Mr. Thiele then studied mechanical engineering at the Milwaukee Institute of Technology and earned his degree. After returning to the defense plant, he was transferred first to the engineering department where he became a draftsman and later worked in industrial management.
He retired in 1984, and he and his wife moved to North Texas to be closer to one of their daughters, who had moved here in 1980. After five wonderful decades together, Mr. Thiele’s wife passed away in 2002.
One of his favorite memories of their time together was the vacation they took every couple years, excursions which were always by car. “My wife and I used to go on vacation every two years. We would go to the East Coast, West Coast and all through the U.S.,” Mr. Thiele shares. “We would drive it because, that way, we would get to see all the sights along the way. One of the most impressive (sites) was Walt Disney World in Orlando. I also saw Disneyland in Calif.”
Three years ago, Mr. Thiele participated in the Honor Flight, a program where volunteers fly World War II veterans to Washington, D.C. to see various memorials in the nation’s capital, including Arlington National Cemetery, with all expenses paid by the organization. Memories from that trip remain vivid. “That was a very interesting experience,” he says. “I really enjoyed that trip. We went through all the museums, battle memorials and through Arlington Cemetery. We also saw the changing of the guard. It was really a wonderful experience. The one thing I enjoyed most was the Lincoln Memorial.”
Mr. Thiele turned 95 in January and keeps busy by reading and watching television, but mostly by playing cards (Bridge, Five Crown and Pinochle) at his assisted-living facility in east Frisco and at the Senior Center at Frisco Square, which is where he met the current women in his life, a story he told with pride. “I have three girlfriends, which is unusual for a man my age,” he says with a smile. “They all know one another, and I met them all at the Senior Center. We go out on dates quite frequently. I am what they call an extrovert. I like to be with people and take part in community events.”

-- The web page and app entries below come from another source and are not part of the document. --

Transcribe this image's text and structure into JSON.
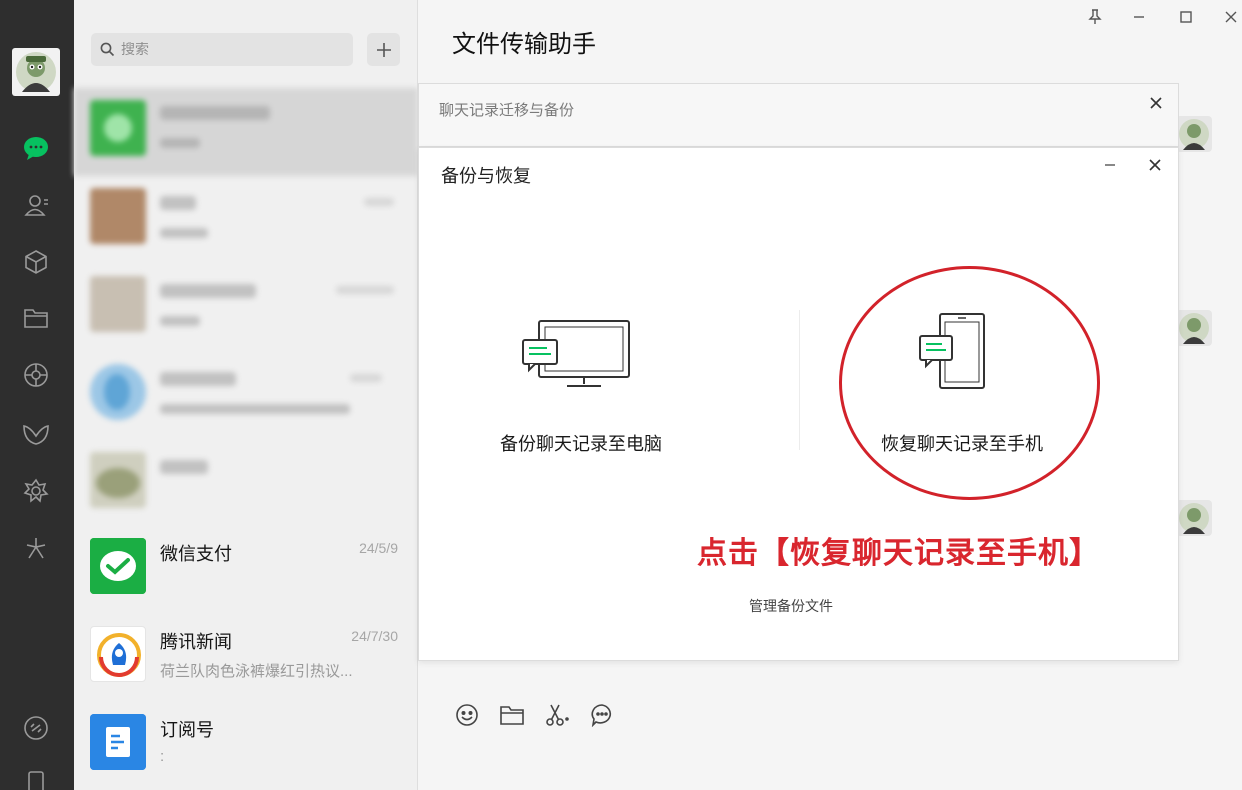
{
  "search": {
    "placeholder": "搜索"
  },
  "chat_list": [
    {
      "name": "微信支付",
      "time": "24/5/9",
      "preview": ""
    },
    {
      "name": "腾讯新闻",
      "time": "24/7/30",
      "preview": "荷兰队肉色泳裤爆红引热议..."
    },
    {
      "name": "订阅号",
      "time": "",
      "preview": ":"
    }
  ],
  "chat": {
    "title": "文件传输助手"
  },
  "migrate_panel": {
    "title": "聊天记录迁移与备份"
  },
  "backup_dialog": {
    "title": "备份与恢复",
    "option_pc_label": "备份聊天记录至电脑",
    "option_phone_label": "恢复聊天记录至手机",
    "manage_link": "管理备份文件",
    "annotation": "点击【恢复聊天记录至手机】"
  },
  "colors": {
    "accent_green": "#07c160",
    "annotation_red": "#d9262e",
    "rail": "#2e2e2e"
  }
}
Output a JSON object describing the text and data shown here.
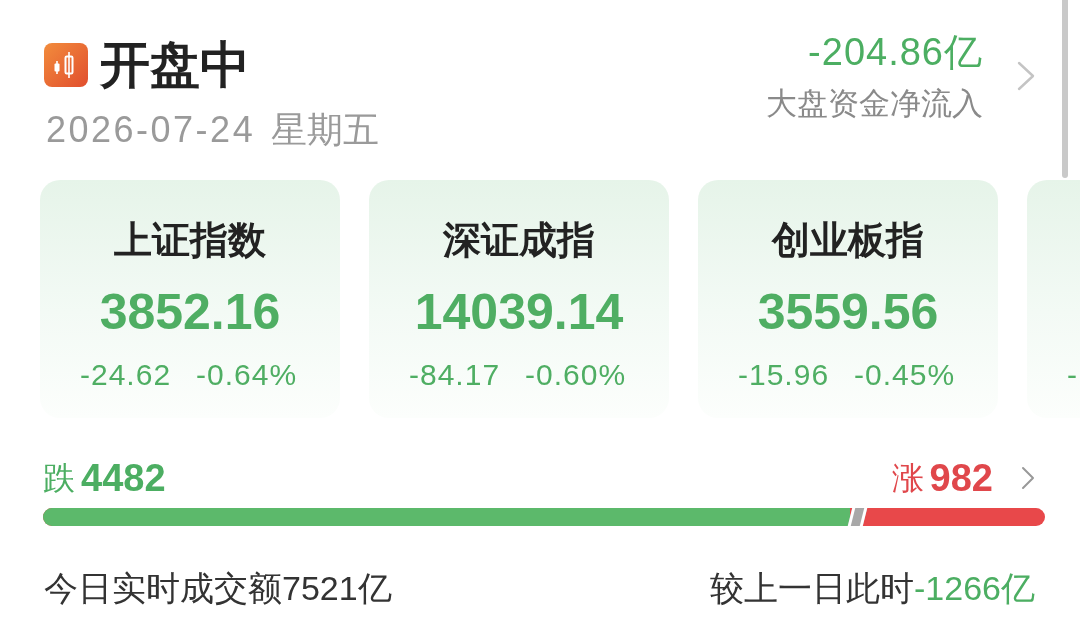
{
  "header": {
    "title": "开盘中",
    "date": "2026-07-24",
    "weekday": "星期五"
  },
  "net_inflow": {
    "value": "-204.86亿",
    "label": "大盘资金净流入"
  },
  "index_cards": [
    {
      "name": "上证指数",
      "value": "3852.16",
      "change": "-24.62",
      "change_percent": "-0.64%"
    },
    {
      "name": "深证成指",
      "value": "14039.14",
      "change": "-84.17",
      "change_percent": "-0.60%"
    },
    {
      "name": "创业板指",
      "value": "3559.56",
      "change": "-15.96",
      "change_percent": "-0.45%"
    },
    {
      "change": "-"
    }
  ],
  "breadth": {
    "down_label": "跌",
    "down_count": "4482",
    "up_label": "涨",
    "up_count": "982",
    "ratio_bar": {
      "level": 0.805
    }
  },
  "turnover": {
    "text": "今日实时成交额7521亿",
    "compare_label": "较上一日此时",
    "compare_value": "-1266亿"
  }
}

Thanks to the Frisco Senior Center, he has seen area attractions like the Dallas and Fort Worth Museums of Art, the Dallas Arboretum and the Dallas Symphony. Locally, he especially likes visiting the Frisco Heritage Museum, a place which impresses him. On several occasions, Mr. Thiele has been to see the Frisco Veterans Memorial at Frisco Commons Park. “I think it is very impressive. On the Fourth of July, we usually go there,” Mr. Thiele says.
Now 95, Mr. Thiele has led a long and vibrant life. He served our country in the Navy between 1943 and 1946, seeing time in two of the most noteworthy battles of the Pacific Theater of World War II, Guadalcanal and Okinawa, service which he takes immense pride in. “I felt it was an obligation to defend the country because of what it stands for and what it had done for me,” he says.
Mr. Thiele is also a self-made man who started out working as a machinist who could fix diesel engines, but one day became a mechanical engineer. No matter where he has lived or served, he has always been grateful for the many blessings he has received — a rosy outlook on life we can all be inspired by and aspire to live by.